In a recent Sixth Circuit decision, the appellate court concluded that the Fair Labor Standards Act (“FLSA”) does not prohibit the use of arbitration agreements which ban class actions and other collective actions. See Gaffers v. Kelly Services Inc., 6th Cir. No. 2:16-cv-10128 at 1 (2018); see also 29 U.S.C. § 201 et seq. In Gaffers, we see the logical consequences of Epic Systems ruling on the National Labor Relations Act (“NLRA”) play out in other statutes regulating labor such as the FLSA.


Jonathan Gaffers (“Gaffers”) worked as an employee for Kelly Services Inc., which operates call centers. Id at 1. Gaffers worked from home as a “virtual call center support.” Id at 2. Ultimately, Gaffers brought suit under the FLSA claiming that Kelly Services Inc. neglected to compensate Gaffers for logging in and out on a daily basis as well as fixing technical issues that routinely arose. Id. Gaffers brought suit on behalf of himself and over 1,600 employees for liquidated damages and back pay. Id.

Procedural History

While Gaffers himself did not sign an arbitration agreement, almost half of the proposed class had signed an agreement that stated individual arbitration was the only forum for employment-related issues. Id. Therefore, Kelly Services sought to compel arbitration under the Federal Arbitration Act (“FAA”). Gaffers rebutted their position, arguing that under the NLRA and the FLSA the arbitration agreements were unenforceable. Id. The trial court agreed and denied Kelly Services motion to compel arbitration, resulting in the appeal to the Sixth Circuit. Id.

The Sixth Circuit’s Analysis

The Sixth Circuit reviewed the case de novo, and quickly sought to analyze Gaffers’ arguments as to why the trial court was correct. Id. First, Gaffers asserted that the NLRA and the FLSA “displaced” the FAA since both acts allow for collective actions and concerted activities.
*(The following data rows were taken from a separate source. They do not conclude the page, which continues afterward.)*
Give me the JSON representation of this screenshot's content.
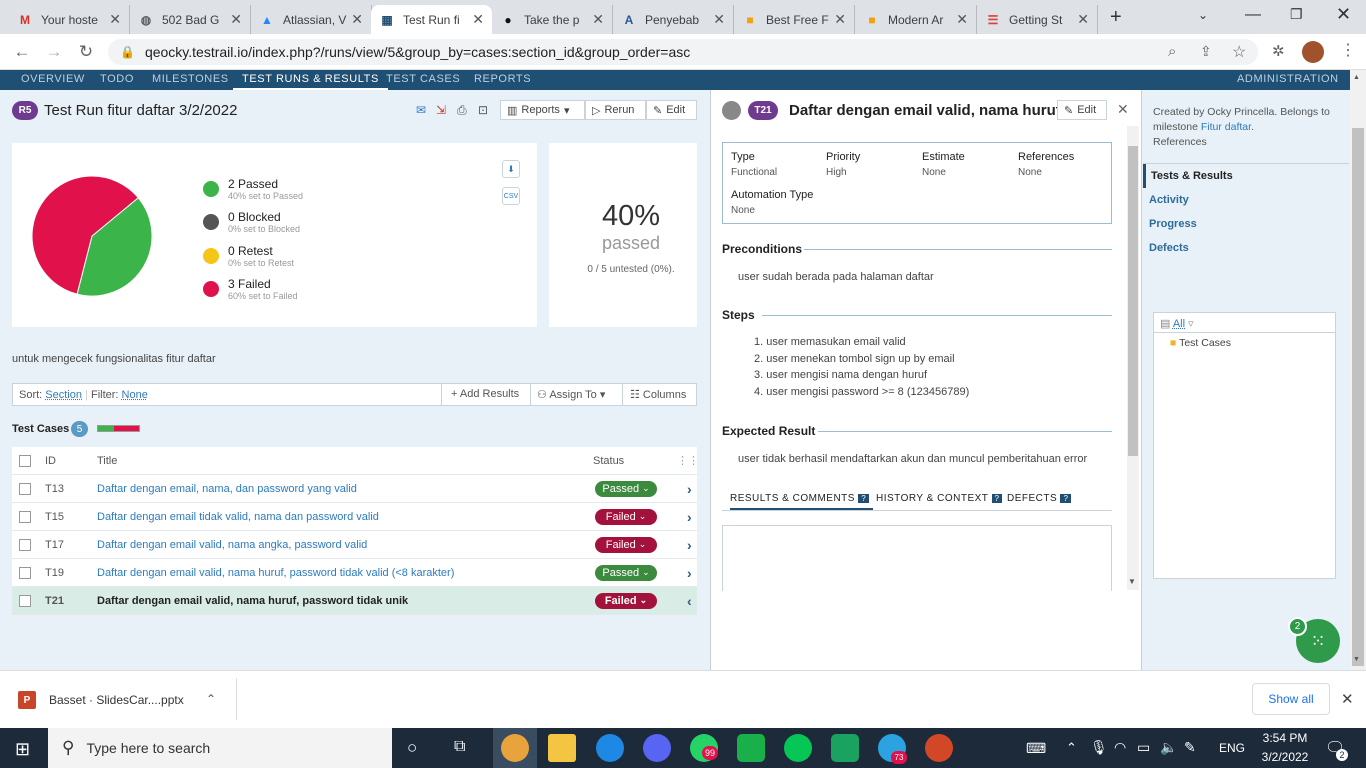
{
  "browser": {
    "tabs": [
      {
        "label": "Your hoste",
        "icon": "gmail-icon",
        "color": "#d93025",
        "glyph": "M"
      },
      {
        "label": "502 Bad G",
        "icon": "globe-icon",
        "color": "#5f6368",
        "glyph": "◍"
      },
      {
        "label": "Atlassian, V",
        "icon": "atlassian-icon",
        "color": "#2684ff",
        "glyph": "▲"
      },
      {
        "label": "Test Run fi",
        "icon": "testrail-icon",
        "color": "#1f4f73",
        "glyph": "▦"
      },
      {
        "label": "Take the p",
        "icon": "circle-icon",
        "color": "#111111",
        "glyph": "●"
      },
      {
        "label": "Penyebab",
        "icon": "a-icon",
        "color": "#2b5797",
        "glyph": "A"
      },
      {
        "label": "Best Free F",
        "icon": "slides-icon",
        "color": "#f4a10b",
        "glyph": "■"
      },
      {
        "label": "Modern Ar",
        "icon": "slides-icon",
        "color": "#f4a10b",
        "glyph": "■"
      },
      {
        "label": "Getting St",
        "icon": "todoist-icon",
        "color": "#db4035",
        "glyph": "☰"
      }
    ],
    "url": "qeocky.testrail.io/index.php?/runs/view/5&group_by=cases:section_id&group_order=asc"
  },
  "appnav": {
    "items": [
      "OVERVIEW",
      "TODO",
      "MILESTONES",
      "TEST RUNS & RESULTS",
      "TEST CASES",
      "REPORTS"
    ],
    "admin": "ADMINISTRATION"
  },
  "run": {
    "badge": "R5",
    "title": "Test Run fitur daftar 3/2/2022",
    "reports": "Reports",
    "rerun": "Rerun",
    "edit": "Edit",
    "description": "untuk mengecek fungsionalitas fitur daftar",
    "percent": "40%",
    "passed_word": "passed",
    "untested": "0 / 5 untested (0%).",
    "legend": [
      {
        "title": "2 Passed",
        "sub": "40% set to Passed",
        "color": "#3bb54a"
      },
      {
        "title": "0 Blocked",
        "sub": "0% set to Blocked",
        "color": "#555555"
      },
      {
        "title": "0 Retest",
        "sub": "0% set to Retest",
        "color": "#f5c518"
      },
      {
        "title": "3 Failed",
        "sub": "60% set to Failed",
        "color": "#e0114b"
      }
    ],
    "csv": "CSV"
  },
  "chart_data": {
    "type": "pie",
    "categories": [
      "Passed",
      "Blocked",
      "Retest",
      "Failed"
    ],
    "values": [
      2,
      0,
      0,
      3
    ],
    "colors": [
      "#3bb54a",
      "#555555",
      "#f5c518",
      "#e0114b"
    ]
  },
  "toolbar": {
    "sort_label": "Sort:",
    "sort_value": "Section",
    "filter_label": "Filter:",
    "filter_value": "None",
    "add_results": "Add Results",
    "assign_to": "Assign To",
    "columns": "Columns"
  },
  "cases": {
    "heading": "Test Cases",
    "count": "5",
    "progress_passed": 0.4,
    "col_id": "ID",
    "col_title": "Title",
    "col_status": "Status",
    "rows": [
      {
        "id": "T13",
        "title": "Daftar dengan email, nama, dan password yang valid",
        "status": "Passed"
      },
      {
        "id": "T15",
        "title": "Daftar dengan email tidak valid, nama dan password valid",
        "status": "Failed"
      },
      {
        "id": "T17",
        "title": "Daftar dengan email valid, nama angka, password valid",
        "status": "Failed"
      },
      {
        "id": "T19",
        "title": "Daftar dengan email valid, nama huruf, password tidak valid (<8 karakter)",
        "status": "Passed"
      },
      {
        "id": "T21",
        "title": "Daftar dengan email valid, nama huruf, password tidak unik",
        "status": "Failed"
      }
    ]
  },
  "detail": {
    "badge": "T21",
    "title": "Daftar dengan email valid, nama huruf...",
    "edit": "Edit",
    "fields": [
      {
        "label": "Type",
        "value": "Functional"
      },
      {
        "label": "Priority",
        "value": "High"
      },
      {
        "label": "Estimate",
        "value": "None"
      },
      {
        "label": "References",
        "value": "None"
      }
    ],
    "automation_label": "Automation Type",
    "automation_value": "None",
    "preconditions_h": "Preconditions",
    "preconditions": "user sudah berada pada halaman daftar",
    "steps_h": "Steps",
    "steps": [
      "user memasukan email valid",
      "user menekan tombol sign up by email",
      "user mengisi nama dengan huruf",
      "user mengisi password >= 8 (123456789)"
    ],
    "expected_h": "Expected Result",
    "expected": "user tidak berhasil mendaftarkan akun dan muncul pemberitahuan error",
    "tabs": [
      "RESULTS & COMMENTS",
      "HISTORY & CONTEXT",
      "DEFECTS"
    ],
    "tab_help": "?"
  },
  "sidebar": {
    "created_prefix": "Created by Ocky Princella. Belongs to milestone ",
    "milestone": "Fitur daftar",
    "created_suffix": ".",
    "references": "References",
    "links": [
      "Tests & Results",
      "Activity",
      "Progress",
      "Defects"
    ],
    "tree_all": "All",
    "tree_folder": "Test Cases",
    "fab_count": "2"
  },
  "downloads": {
    "file": "Basset · SlidesCar....pptx",
    "show_all": "Show all"
  },
  "taskbar": {
    "search": "Type here to search",
    "time": "3:54 PM",
    "date": "3/2/2022",
    "lang": "ENG",
    "whatsapp_badge": "99",
    "telegram_badge": "73",
    "notif_count": "2"
  }
}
Id; see also 29 U.S.C. § 157; 29 U.S.C. § 216. Second, Gaffers hedged that even if the NLRA and FLSA did not fully displace the FAA, that the statutes nonetheless still make the arbitration agreements at issue unenforceable since the language in the agreements prohibits collective actions. Id at 3.
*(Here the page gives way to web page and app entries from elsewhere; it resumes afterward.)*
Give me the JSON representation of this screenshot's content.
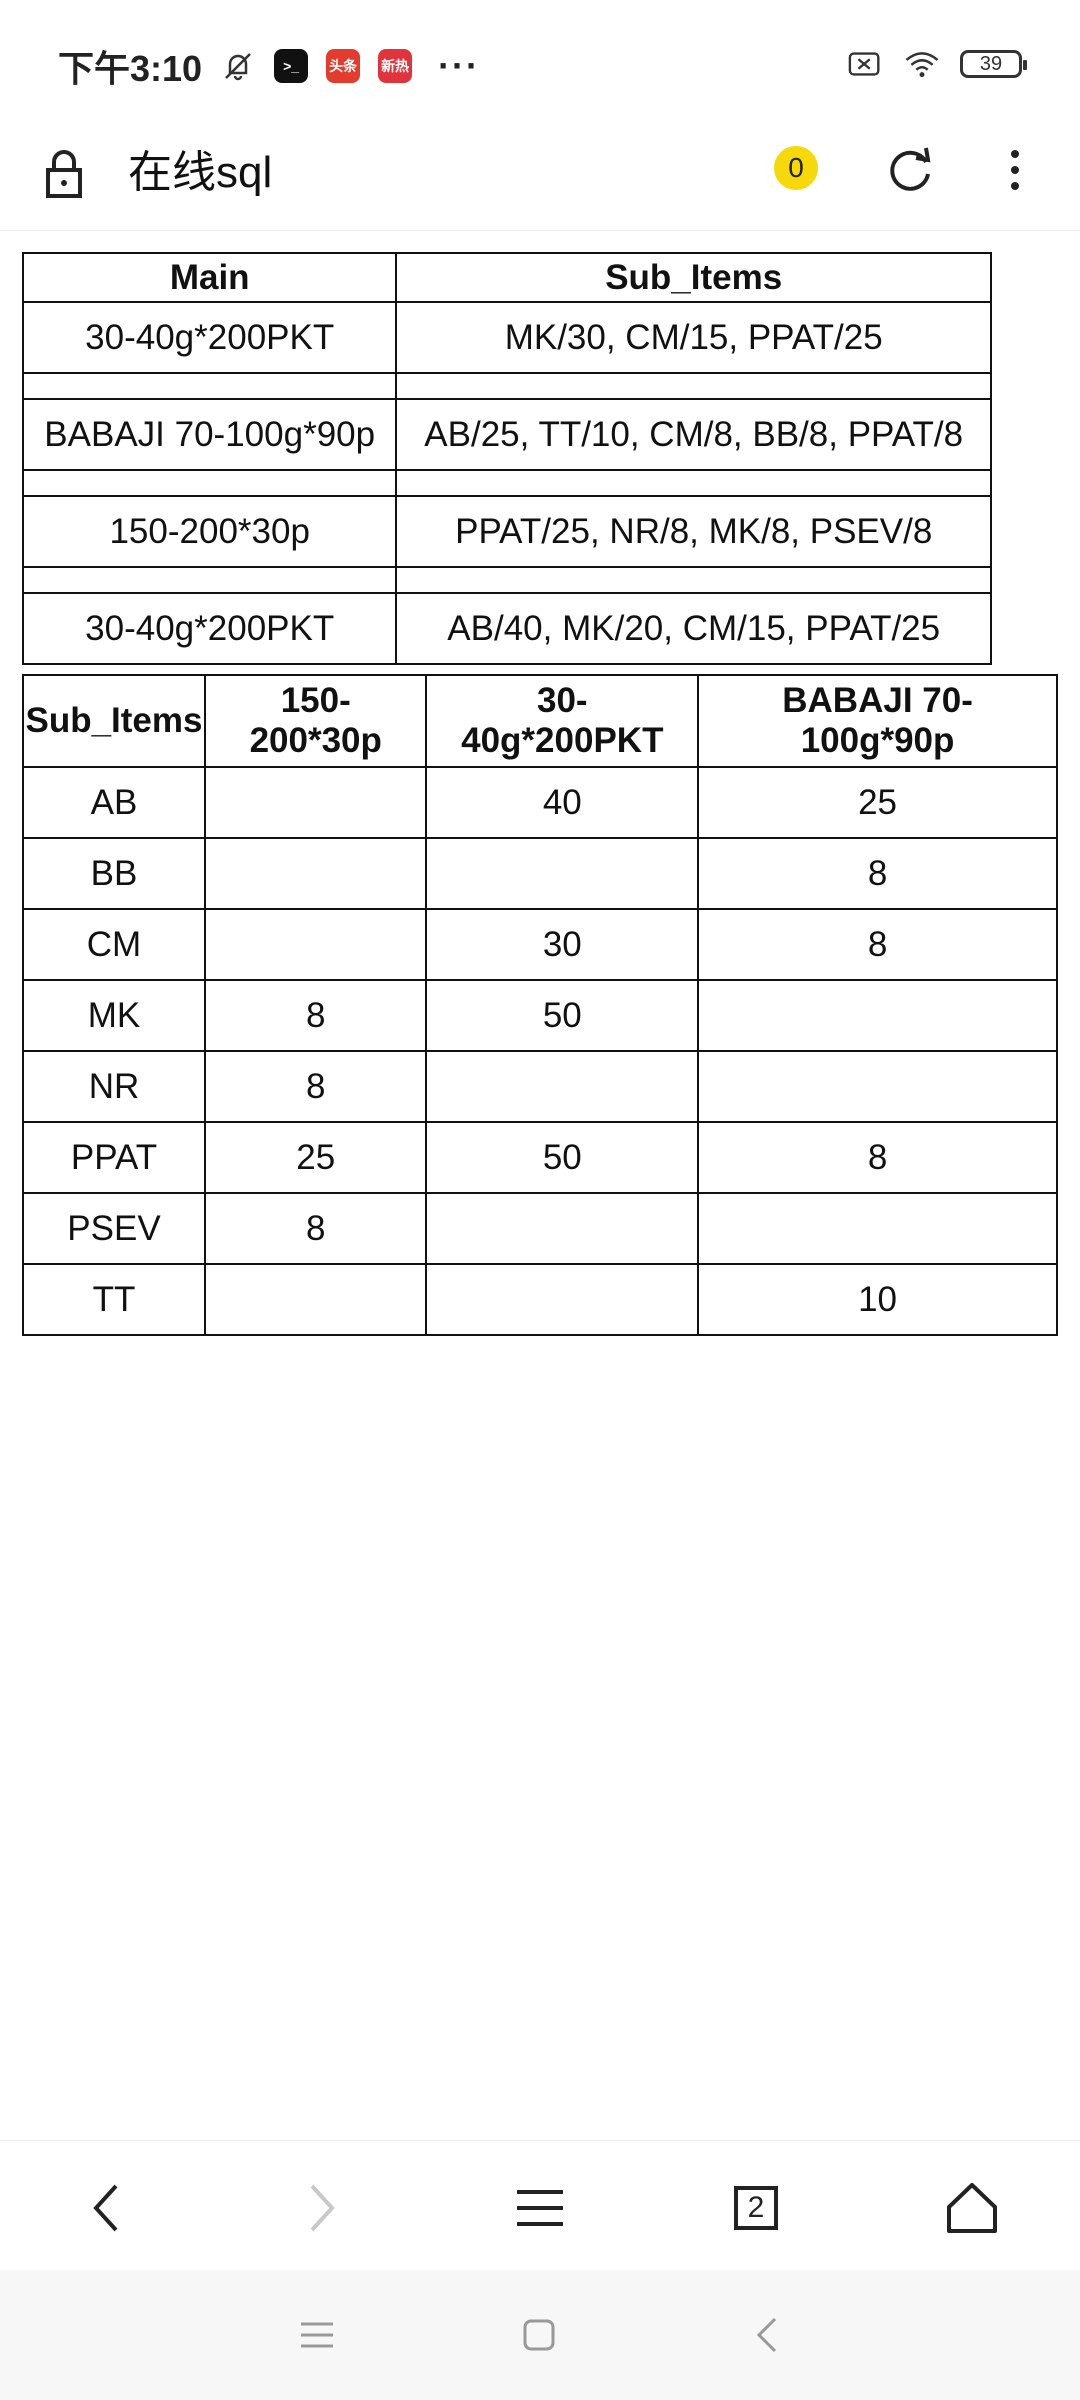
{
  "status_bar": {
    "time": "下午3:10",
    "battery": "39",
    "apps": [
      {
        "name": "terminal",
        "label": ">_",
        "color": "#111111"
      },
      {
        "name": "toutiao",
        "label": "头条",
        "color": "#e33b2e"
      },
      {
        "name": "xinre",
        "label": "新热",
        "color": "#e0343c"
      }
    ],
    "more": "···"
  },
  "address_bar": {
    "title": "在线sql",
    "counter": "0"
  },
  "table_main": {
    "headers": [
      "Main",
      "Sub_Items"
    ],
    "rows": [
      {
        "main": "30-40g*200PKT",
        "sub": "MK/30, CM/15, PPAT/25"
      },
      {
        "main": "BABAJI 70-100g*90p",
        "sub": "AB/25, TT/10, CM/8, BB/8, PPAT/8"
      },
      {
        "main": "150-200*30p",
        "sub": "PPAT/25, NR/8, MK/8, PSEV/8"
      },
      {
        "main": "30-40g*200PKT",
        "sub": "AB/40, MK/20, CM/15, PPAT/25"
      }
    ]
  },
  "table_pivot": {
    "headers": [
      "Sub_Items",
      "150-\n200*30p",
      "30-\n40g*200PKT",
      "BABAJI 70-\n100g*90p"
    ],
    "rows": [
      {
        "item": "AB",
        "c1": "",
        "c2": "40",
        "c3": "25"
      },
      {
        "item": "BB",
        "c1": "",
        "c2": "",
        "c3": "8"
      },
      {
        "item": "CM",
        "c1": "",
        "c2": "30",
        "c3": "8"
      },
      {
        "item": "MK",
        "c1": "8",
        "c2": "50",
        "c3": ""
      },
      {
        "item": "NR",
        "c1": "8",
        "c2": "",
        "c3": ""
      },
      {
        "item": "PPAT",
        "c1": "25",
        "c2": "50",
        "c3": "8"
      },
      {
        "item": "PSEV",
        "c1": "8",
        "c2": "",
        "c3": ""
      },
      {
        "item": "TT",
        "c1": "",
        "c2": "",
        "c3": "10"
      }
    ]
  },
  "toolbar": {
    "tabs_count": "2",
    "icons": [
      "back-icon",
      "forward-icon",
      "menu-icon",
      "tabs-icon",
      "home-icon"
    ]
  },
  "system_nav": {
    "icons": [
      "recents-icon",
      "home-square-icon",
      "system-back-icon"
    ]
  }
}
At the outset, the Sixth Circuit summarily dismissed Gaffers’ arguments relating to the NLRA by pointing to the Supreme Court’s decision in Epic Systems v. Lewis. Id. Since the Supreme Court found that the NLRA did not override the FAA, Gaffers’ argument to the contrary was quickly discarded. Id.

However, the court did analyze Gaffers’ FLSA points in more detail, albeit only slightly more. The court again relied on Epic Systems and its discussion of the NRLA’s interaction with the FAA to conclude that a similar statute with almost the exact same language regarding collective actions was found by the Supreme Court to be preempted by the FAA. Id at 4. Gaffers contended that the Court’s allowing the FAA to trump the FLSA will constitute bad policy since the drafters of the FLSA did not wish for modern arbitration to allow for the prohibition of class actions and other collective actions. Id. The Sixth Circuit replied that its job was to interpret the statute’s clear language, not guess what the drafters of the legislation were assuming when drafting the language itself. Id. Thus, Gaffers’ first point was squarely rejected.
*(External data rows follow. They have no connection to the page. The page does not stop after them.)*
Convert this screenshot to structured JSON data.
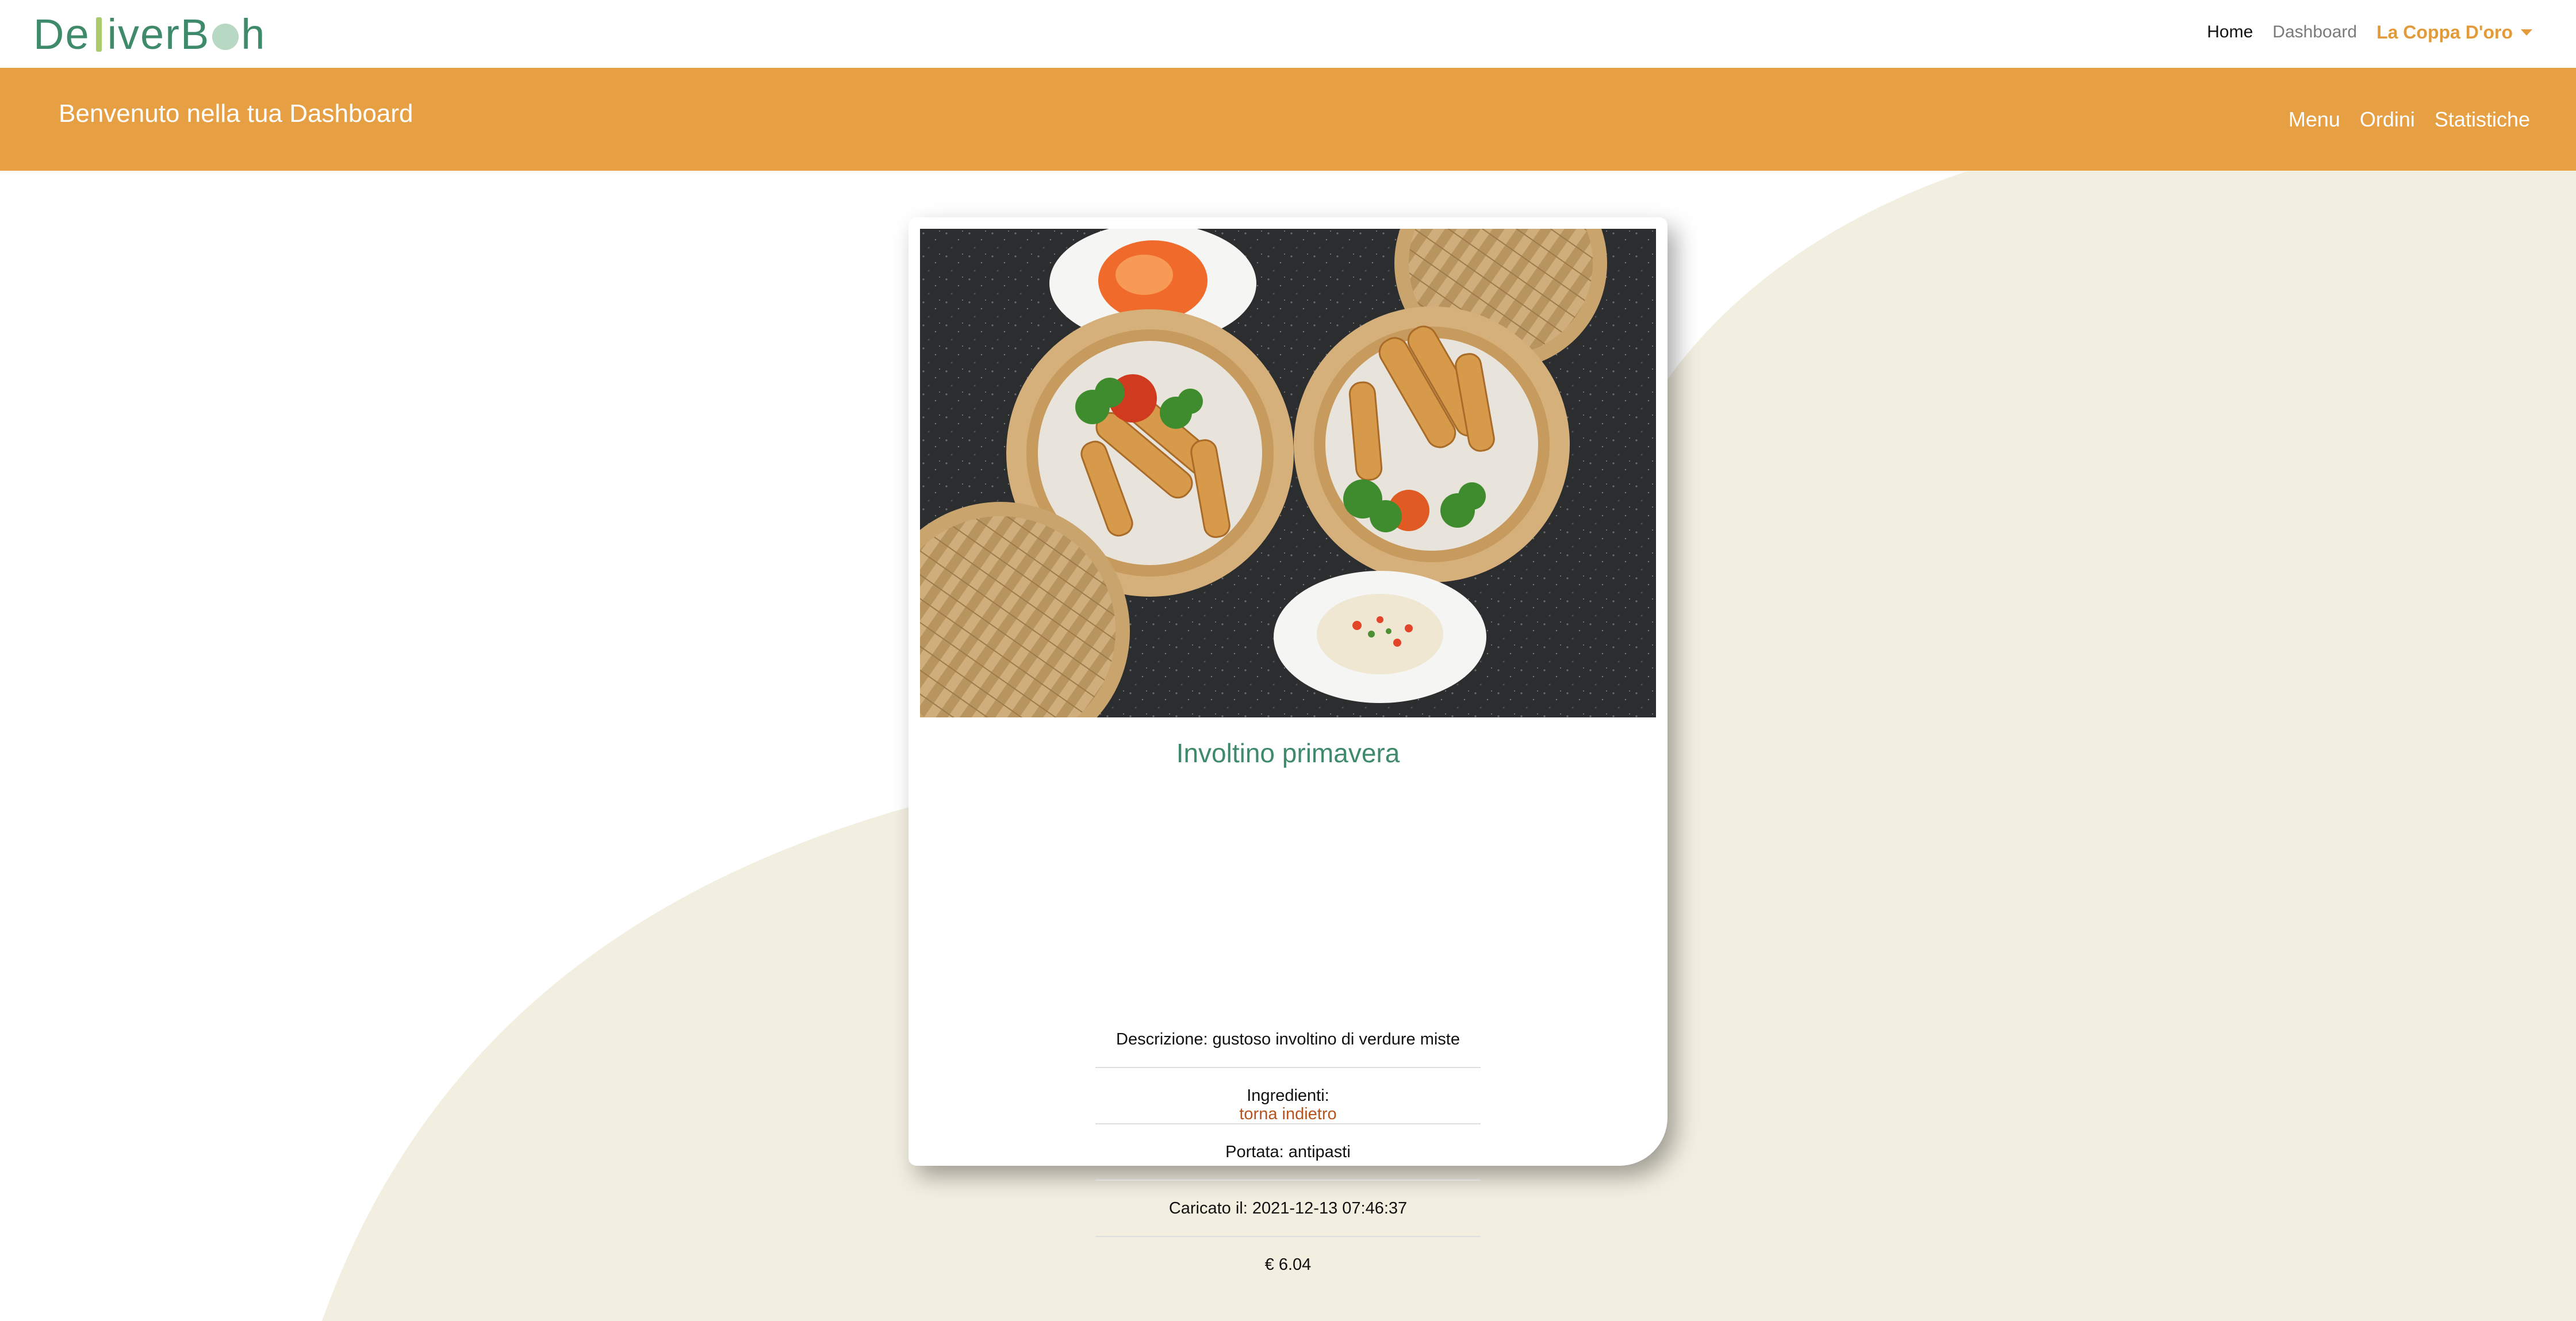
{
  "brand": {
    "name": "DeliverBoh"
  },
  "topnav": {
    "home": "Home",
    "dashboard": "Dashboard",
    "user": "La Coppa D'oro"
  },
  "band": {
    "title": "Benvenuto nella tua Dashboard",
    "links": [
      "Menu",
      "Ordini",
      "Statistiche"
    ]
  },
  "dish": {
    "name": "Involtino primavera",
    "details": [
      "Descrizione: gustoso involtino di verdure miste",
      "Ingredienti:",
      "Portata: antipasti",
      "Caricato il: 2021-12-13 07:46:37",
      "€ 6.04"
    ],
    "back": "torna indietro"
  },
  "colors": {
    "accent": "#e6a043",
    "brand_green": "#3f8a6b",
    "background_wave": "#f2eee0",
    "back_link": "#b5541c"
  }
}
Gaffers’ next argued that the savings clause of the FLSA allows courts to refuse to enforce arbitration agreements that can be revoked for any reasons a court could refuse to enforce a general contract. Id. Gaffers’ specifically argued that the arbitration agreements were illegal in that the FLSA clearly allowed collective and class actions and that the arbitration agreement’s prohibition of said actions were illegal. Id.

Again, the Sixth Circuit pointed to Epic Systems and found that parties arguing against the enforcement of an arbitration agreement must do so on similar grounds that a party might present against a general contract. Id at 5. In other words, since Gaffers was arguing against the agreement on the basis that it was an arbitration agreement, and thus illegal in relation to the FLSA provision, he was precluded from asserting that defense via the holding in Epic. Id.

Ultimately, the Sixth Circuit reversed the trial court’s decision and remanded. Id at 1.


The Sixth Circuit’s opinion reads as though Gaffers is attempting to navigate his way out of a maze, but at every turn he is met with a dead end, with the words “Epic Systems” boldly written on the wall. Gaffers v. Kelly Systems Inc. certainly shows a consequence of Epic Systems, but more importantly reveals that collective and class actions regarding labor claims are in serious jeopardy.

You can read the full opinion here:

(Nick Leyh, a third-year student at the University of Missouri School of Law prepared this post.)